In the entries that follow, how many lines contain "label"? Answer with the number only.

------ Data shown ------

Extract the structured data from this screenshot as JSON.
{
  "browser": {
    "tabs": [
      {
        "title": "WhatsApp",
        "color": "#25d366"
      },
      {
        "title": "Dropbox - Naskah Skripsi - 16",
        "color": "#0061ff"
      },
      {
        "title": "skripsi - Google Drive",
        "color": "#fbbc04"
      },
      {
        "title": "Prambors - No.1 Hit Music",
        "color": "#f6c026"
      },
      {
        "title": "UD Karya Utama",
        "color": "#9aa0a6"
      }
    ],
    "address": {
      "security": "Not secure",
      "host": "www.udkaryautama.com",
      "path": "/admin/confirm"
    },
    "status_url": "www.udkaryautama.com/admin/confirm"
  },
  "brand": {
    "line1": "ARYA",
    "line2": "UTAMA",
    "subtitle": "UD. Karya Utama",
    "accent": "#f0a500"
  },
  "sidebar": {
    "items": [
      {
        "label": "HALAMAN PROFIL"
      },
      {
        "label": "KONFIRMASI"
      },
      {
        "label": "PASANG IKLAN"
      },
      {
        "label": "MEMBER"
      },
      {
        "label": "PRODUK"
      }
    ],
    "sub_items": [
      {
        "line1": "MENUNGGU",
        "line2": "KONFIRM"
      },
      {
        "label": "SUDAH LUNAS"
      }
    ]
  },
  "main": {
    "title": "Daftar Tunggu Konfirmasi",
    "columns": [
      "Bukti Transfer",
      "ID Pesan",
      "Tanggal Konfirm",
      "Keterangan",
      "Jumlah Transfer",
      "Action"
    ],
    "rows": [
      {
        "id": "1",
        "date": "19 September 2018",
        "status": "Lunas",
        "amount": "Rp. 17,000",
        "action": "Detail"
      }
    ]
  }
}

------

● Answer to the exercise: 6